■ **HOW TO COMPLETE THIS TASK**
Which lines below hold the word "objectbox"? Report each one.

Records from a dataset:
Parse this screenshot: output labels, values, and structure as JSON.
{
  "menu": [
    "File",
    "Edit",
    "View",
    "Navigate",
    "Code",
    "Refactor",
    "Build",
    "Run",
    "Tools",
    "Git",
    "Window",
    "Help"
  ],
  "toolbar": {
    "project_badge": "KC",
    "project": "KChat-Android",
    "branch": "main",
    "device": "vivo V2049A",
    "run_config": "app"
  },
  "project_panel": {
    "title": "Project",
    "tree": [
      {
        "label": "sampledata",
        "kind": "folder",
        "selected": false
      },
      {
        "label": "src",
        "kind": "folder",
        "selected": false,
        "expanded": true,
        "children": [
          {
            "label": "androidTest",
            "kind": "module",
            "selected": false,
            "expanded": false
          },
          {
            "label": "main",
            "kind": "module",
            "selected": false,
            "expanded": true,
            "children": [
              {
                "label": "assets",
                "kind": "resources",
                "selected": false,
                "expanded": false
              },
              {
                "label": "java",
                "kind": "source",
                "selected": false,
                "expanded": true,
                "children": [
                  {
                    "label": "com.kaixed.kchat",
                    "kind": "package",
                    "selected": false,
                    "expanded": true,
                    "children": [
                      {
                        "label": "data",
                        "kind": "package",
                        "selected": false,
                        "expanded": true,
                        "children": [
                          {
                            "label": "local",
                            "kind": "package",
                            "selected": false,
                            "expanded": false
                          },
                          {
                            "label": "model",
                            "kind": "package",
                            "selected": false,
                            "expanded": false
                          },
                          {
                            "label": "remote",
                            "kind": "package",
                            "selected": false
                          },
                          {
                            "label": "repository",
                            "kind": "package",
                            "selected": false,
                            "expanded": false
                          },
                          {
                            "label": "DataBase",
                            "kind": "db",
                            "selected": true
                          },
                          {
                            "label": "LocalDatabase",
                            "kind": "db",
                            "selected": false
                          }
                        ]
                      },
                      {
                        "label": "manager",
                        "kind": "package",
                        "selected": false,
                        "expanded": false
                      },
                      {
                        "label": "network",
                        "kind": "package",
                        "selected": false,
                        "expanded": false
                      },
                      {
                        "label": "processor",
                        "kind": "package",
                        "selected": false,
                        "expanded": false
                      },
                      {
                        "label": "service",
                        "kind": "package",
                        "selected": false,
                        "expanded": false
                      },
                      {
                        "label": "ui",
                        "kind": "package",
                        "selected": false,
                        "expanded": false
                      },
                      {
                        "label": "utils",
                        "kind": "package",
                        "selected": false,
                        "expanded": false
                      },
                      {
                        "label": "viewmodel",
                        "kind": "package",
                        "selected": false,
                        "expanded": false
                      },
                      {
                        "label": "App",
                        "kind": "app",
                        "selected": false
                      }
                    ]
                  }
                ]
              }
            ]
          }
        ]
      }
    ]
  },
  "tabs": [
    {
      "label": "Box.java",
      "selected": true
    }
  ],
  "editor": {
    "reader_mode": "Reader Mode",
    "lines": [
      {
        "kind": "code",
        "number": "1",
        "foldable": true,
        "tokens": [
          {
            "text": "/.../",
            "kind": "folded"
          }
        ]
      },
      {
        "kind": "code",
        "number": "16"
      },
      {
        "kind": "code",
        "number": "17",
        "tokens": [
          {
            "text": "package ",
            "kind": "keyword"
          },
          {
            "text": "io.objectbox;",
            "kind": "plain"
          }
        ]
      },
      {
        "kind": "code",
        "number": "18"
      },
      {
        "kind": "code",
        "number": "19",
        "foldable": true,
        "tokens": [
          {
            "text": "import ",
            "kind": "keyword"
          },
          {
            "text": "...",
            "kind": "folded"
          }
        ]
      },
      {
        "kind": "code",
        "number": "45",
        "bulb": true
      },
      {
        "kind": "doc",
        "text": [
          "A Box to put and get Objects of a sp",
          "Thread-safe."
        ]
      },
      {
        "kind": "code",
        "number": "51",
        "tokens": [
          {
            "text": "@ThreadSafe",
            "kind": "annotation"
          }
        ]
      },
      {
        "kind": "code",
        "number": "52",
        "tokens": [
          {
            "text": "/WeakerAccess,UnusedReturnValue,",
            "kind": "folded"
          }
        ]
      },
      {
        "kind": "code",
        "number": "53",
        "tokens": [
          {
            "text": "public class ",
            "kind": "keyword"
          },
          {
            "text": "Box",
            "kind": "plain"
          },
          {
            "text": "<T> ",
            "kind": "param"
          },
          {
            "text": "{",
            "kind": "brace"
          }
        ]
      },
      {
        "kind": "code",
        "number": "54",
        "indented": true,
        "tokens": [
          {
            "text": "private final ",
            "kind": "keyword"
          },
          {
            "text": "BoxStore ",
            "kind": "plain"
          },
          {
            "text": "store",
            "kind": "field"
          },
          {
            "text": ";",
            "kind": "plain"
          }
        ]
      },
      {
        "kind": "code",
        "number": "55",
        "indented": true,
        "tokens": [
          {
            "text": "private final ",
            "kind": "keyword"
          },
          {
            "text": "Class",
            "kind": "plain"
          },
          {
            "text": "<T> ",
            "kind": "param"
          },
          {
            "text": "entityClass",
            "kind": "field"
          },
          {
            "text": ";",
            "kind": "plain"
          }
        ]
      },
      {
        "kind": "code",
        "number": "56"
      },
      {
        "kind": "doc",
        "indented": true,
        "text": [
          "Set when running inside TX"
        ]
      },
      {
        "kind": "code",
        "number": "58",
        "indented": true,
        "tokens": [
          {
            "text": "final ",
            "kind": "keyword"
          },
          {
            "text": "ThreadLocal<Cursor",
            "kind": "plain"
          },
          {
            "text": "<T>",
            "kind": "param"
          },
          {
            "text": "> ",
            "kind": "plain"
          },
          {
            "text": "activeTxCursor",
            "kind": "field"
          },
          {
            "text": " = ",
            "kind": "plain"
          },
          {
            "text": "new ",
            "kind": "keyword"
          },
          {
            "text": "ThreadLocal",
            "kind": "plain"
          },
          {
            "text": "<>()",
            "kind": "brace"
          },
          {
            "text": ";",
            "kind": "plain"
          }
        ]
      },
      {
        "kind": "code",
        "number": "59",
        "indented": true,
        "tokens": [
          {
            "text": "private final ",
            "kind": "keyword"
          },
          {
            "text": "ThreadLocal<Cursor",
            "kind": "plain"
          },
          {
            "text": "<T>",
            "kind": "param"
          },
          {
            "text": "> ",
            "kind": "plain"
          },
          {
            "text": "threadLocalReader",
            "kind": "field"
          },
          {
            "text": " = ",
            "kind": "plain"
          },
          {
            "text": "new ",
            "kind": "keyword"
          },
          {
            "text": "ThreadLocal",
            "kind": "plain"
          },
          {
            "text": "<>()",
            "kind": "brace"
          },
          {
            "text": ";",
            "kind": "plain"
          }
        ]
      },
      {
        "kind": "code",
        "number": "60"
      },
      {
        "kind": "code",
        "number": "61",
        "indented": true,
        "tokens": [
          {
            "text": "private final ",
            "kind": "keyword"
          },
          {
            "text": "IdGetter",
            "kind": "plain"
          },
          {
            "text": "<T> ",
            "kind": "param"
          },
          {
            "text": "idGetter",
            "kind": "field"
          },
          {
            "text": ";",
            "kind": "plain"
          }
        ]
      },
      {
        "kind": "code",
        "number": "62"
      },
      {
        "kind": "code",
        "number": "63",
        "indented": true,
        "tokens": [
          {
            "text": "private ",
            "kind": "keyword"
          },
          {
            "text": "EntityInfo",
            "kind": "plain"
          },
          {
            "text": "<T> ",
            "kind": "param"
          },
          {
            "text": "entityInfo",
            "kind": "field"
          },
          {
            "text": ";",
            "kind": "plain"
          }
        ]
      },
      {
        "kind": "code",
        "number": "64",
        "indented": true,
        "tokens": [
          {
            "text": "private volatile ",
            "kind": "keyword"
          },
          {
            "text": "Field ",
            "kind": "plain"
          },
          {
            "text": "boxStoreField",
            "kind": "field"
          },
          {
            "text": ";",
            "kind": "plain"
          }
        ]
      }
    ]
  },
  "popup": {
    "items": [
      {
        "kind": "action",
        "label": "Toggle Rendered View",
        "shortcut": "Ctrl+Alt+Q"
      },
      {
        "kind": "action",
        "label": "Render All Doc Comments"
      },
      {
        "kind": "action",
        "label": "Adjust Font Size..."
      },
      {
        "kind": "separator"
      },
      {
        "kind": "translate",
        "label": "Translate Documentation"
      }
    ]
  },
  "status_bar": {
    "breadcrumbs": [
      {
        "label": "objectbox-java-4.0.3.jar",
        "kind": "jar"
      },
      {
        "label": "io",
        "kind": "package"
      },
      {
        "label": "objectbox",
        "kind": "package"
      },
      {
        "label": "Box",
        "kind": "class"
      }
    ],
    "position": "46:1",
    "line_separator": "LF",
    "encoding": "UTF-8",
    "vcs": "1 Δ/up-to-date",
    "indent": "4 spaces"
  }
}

■ **OUTPUT**
            "text": "io.objectbox;",
        "label": "objectbox-java-4.0.3.jar",
        "label": "objectbox",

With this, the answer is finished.